An article that has exploded within the cannabis community claims that the USDA quietly “legalized” THC last week. While this isn’t entirely wrong, it is incredibly misleading. This is because the descheduling of THC by the USDA only applies to THC in hemp.

For a quick refresher, The Farm Bill of 2018 legalized industrial hemp. This “legal” hemp is defined as any cannabis plant with a THC percentage of .3% or less. But if THC is still on the controlled substances list, how can that be?

The USDA on THC

In a memorandum submitted to the Secretary of Agriculture on May 28th, the USDA gives a legal opinion on provisions to the Farm Bill. They point out a specific amendment in the newest version of the bill that removed THC in hemp from the Controlled Substances Act (CSA). 

By amending the definition of marijuana to exclude hemp as defined in AMA §297A, Congress removed hemp from schedule 1 and removed it entirely from the CSA. This means hemp is no longer considered a controlled substance at all. With the amendment to exclude THC in hemp from schedule 1, Congress has also removed THC in hemp from the CSA.

Now, that last sentence from the memorandum is what people are getting excited about. When paraphrased to say, “Congress has removed THC from the CSA,” it’s easy to see why. But the key words in the entire amendment is “IN HEMP”.

THC in Hemp

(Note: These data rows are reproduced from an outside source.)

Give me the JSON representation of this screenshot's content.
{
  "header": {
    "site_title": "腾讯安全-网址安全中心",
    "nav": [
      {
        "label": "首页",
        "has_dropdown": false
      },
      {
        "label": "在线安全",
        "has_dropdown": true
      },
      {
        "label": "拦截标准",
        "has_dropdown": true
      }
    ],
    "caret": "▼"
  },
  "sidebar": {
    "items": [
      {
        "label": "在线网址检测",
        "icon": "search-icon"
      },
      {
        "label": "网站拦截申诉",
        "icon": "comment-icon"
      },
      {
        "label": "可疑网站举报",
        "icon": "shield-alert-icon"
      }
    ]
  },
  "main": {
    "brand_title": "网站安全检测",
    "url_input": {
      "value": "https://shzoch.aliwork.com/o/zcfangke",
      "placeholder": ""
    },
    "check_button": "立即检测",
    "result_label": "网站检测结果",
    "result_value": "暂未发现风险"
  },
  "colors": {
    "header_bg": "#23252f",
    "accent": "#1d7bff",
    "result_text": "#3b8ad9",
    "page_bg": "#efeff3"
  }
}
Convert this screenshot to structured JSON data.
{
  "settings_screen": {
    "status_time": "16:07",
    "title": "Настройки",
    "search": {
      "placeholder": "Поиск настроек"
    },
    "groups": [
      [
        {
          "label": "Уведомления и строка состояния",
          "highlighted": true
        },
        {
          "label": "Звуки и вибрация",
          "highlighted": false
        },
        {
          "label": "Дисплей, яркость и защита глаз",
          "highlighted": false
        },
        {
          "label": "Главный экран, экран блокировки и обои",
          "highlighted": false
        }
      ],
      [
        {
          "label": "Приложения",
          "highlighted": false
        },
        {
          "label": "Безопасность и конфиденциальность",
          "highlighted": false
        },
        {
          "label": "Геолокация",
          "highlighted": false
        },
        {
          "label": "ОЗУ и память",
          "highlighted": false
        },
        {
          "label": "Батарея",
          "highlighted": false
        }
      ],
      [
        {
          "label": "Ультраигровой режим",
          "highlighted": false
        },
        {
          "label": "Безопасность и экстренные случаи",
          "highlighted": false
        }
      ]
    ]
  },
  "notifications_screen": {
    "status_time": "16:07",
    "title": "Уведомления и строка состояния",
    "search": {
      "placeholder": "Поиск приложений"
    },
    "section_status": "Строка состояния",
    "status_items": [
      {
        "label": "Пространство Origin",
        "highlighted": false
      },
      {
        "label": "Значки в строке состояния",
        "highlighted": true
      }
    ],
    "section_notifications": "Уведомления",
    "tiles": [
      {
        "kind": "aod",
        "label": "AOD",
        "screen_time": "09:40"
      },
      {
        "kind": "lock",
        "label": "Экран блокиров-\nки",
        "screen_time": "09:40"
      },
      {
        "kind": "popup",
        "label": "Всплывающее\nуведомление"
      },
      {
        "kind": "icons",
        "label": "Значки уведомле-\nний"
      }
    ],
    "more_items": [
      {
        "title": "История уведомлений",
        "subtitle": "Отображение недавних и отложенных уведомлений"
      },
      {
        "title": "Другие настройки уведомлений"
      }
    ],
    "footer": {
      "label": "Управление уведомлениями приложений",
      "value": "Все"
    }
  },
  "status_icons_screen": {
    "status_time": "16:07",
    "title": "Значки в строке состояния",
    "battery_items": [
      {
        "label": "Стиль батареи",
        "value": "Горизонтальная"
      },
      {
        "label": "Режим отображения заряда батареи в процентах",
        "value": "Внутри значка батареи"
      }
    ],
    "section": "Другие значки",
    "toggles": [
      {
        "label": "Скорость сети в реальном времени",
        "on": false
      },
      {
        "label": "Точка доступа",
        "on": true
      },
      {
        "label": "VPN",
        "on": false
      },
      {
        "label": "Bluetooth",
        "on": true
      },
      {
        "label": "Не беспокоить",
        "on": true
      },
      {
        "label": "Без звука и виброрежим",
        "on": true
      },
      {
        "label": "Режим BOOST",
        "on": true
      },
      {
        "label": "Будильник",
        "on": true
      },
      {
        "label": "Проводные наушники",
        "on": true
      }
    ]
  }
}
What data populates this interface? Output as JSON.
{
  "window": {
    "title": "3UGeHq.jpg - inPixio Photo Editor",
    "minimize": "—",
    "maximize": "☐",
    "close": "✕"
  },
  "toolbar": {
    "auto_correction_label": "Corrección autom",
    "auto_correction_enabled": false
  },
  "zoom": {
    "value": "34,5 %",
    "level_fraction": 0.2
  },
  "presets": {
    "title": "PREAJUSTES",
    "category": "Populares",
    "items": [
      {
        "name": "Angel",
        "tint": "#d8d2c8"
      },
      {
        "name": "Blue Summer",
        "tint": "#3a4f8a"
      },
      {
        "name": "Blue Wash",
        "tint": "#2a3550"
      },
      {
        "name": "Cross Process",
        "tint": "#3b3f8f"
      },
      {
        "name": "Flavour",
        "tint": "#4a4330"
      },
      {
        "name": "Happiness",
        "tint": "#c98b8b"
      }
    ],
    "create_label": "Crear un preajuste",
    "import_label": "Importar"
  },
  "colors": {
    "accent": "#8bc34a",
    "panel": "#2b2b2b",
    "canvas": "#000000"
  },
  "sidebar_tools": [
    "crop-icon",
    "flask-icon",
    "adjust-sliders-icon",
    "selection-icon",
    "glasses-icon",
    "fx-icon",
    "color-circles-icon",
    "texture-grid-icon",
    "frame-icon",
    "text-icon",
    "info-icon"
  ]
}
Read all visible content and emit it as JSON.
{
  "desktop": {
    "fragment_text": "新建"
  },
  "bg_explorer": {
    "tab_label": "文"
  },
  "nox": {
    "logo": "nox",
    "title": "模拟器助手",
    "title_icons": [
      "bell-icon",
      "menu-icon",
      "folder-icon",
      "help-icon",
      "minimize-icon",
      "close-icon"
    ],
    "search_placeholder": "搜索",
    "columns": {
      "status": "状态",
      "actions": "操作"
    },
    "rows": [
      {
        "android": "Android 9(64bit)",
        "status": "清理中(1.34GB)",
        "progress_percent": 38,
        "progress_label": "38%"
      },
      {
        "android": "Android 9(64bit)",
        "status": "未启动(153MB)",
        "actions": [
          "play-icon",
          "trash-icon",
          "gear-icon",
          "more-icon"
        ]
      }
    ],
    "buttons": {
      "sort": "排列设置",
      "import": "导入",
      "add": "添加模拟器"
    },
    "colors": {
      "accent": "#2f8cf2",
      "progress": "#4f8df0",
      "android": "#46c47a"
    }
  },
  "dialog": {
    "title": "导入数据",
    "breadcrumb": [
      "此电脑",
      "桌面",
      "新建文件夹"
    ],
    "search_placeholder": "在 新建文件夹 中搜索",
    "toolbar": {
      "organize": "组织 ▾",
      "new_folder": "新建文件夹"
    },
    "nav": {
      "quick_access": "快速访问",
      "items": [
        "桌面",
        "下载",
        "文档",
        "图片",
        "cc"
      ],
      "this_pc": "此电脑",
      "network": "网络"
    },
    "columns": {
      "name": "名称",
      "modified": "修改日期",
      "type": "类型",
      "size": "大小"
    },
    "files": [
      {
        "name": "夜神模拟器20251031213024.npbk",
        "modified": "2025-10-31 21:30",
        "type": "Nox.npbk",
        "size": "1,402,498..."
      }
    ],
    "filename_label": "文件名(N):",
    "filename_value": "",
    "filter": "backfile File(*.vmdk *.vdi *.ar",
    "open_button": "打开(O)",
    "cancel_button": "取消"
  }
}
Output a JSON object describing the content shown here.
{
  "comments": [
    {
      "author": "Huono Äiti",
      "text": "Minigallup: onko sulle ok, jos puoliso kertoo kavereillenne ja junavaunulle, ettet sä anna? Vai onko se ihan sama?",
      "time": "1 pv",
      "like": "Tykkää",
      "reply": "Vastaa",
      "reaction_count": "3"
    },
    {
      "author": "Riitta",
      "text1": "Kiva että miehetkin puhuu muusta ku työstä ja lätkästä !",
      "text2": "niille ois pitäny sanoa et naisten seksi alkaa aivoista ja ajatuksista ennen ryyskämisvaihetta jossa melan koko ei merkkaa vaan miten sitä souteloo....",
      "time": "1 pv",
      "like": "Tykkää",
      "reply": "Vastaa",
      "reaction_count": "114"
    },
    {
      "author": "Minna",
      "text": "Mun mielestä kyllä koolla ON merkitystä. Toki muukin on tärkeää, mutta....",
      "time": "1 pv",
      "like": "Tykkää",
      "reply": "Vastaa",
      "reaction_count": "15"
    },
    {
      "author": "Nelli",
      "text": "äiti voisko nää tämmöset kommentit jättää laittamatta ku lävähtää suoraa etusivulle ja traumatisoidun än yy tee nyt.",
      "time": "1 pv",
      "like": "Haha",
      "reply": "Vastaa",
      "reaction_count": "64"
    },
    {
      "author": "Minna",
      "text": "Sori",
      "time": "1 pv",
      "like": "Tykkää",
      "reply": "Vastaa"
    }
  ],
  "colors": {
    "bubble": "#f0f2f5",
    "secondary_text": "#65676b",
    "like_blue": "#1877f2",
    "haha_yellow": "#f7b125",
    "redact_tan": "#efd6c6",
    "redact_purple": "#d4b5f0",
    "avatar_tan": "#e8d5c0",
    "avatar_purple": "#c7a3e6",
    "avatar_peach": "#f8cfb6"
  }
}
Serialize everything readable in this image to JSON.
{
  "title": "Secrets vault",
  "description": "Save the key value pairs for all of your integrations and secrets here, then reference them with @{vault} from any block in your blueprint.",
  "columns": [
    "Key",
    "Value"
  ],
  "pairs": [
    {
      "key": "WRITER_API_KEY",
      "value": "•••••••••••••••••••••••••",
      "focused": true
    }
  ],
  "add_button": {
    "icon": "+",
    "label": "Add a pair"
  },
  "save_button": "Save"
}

This is where the entire article claiming THC is legal falls apart. Hemp has a very specific definition, that being the definition requiring a THC content of .3% or less to be considered hemp. It makes perfect sense that THC in hemp would need to be legal, in order for legal hemp to be able to contain any amount of THC. In other words, because hemp can contain up to .3% THC, that THC needs to be legal for the hemp to be legal.

Now, because of hemps legal definition pertaining to any cannabis plant with .3% THC or less, surpassing the .3% threshold disqualifies the plant as hemp. Under this legal definition, anything above .3% THC is considered psychoactive cannabis, which is still a controlled substance that is federally illegal.

Why it Matters

The article that broke this story hinted at future possibilities with this newly legal THC, like simply breeding hemp to have higher THC. And that’s what makes this article lose all credibility.

Remember when I said that to be legally considered hemp, the cannabis plant must have a THC content of .3% or less? And remember what happens when the THC content surpasses that .3%? It’s no longer hemp.

While this article suggests that the USDA basically just added a magic loophole that will now allow breeders to grow THC rich hemp, it forgets to mention that by doing so, the plant will no longer be hemp. If the author knew the origins of the cannabis plant, they would know that most of the THC-rich strains we consume today were bred to have that high content from what originally was European Hemp with almost no THC to begin with.

What this article is suggesting, is basically repeating the entire history of cannabis breeding, so we can turn the legal hemp we have now, back into illegal cannabis. If you want The Real Dirt’s legal advice, we suggest that you don’t do that. THC has been legalized in the sense that as long as it is in hemp, and does not surpass .3%, it is legal. Once it leaves the hemp, or surpasses .3%, you’re entering some dangerous territory.

But hey, you can judge for yourself! Read the full USDA Memorandum right here.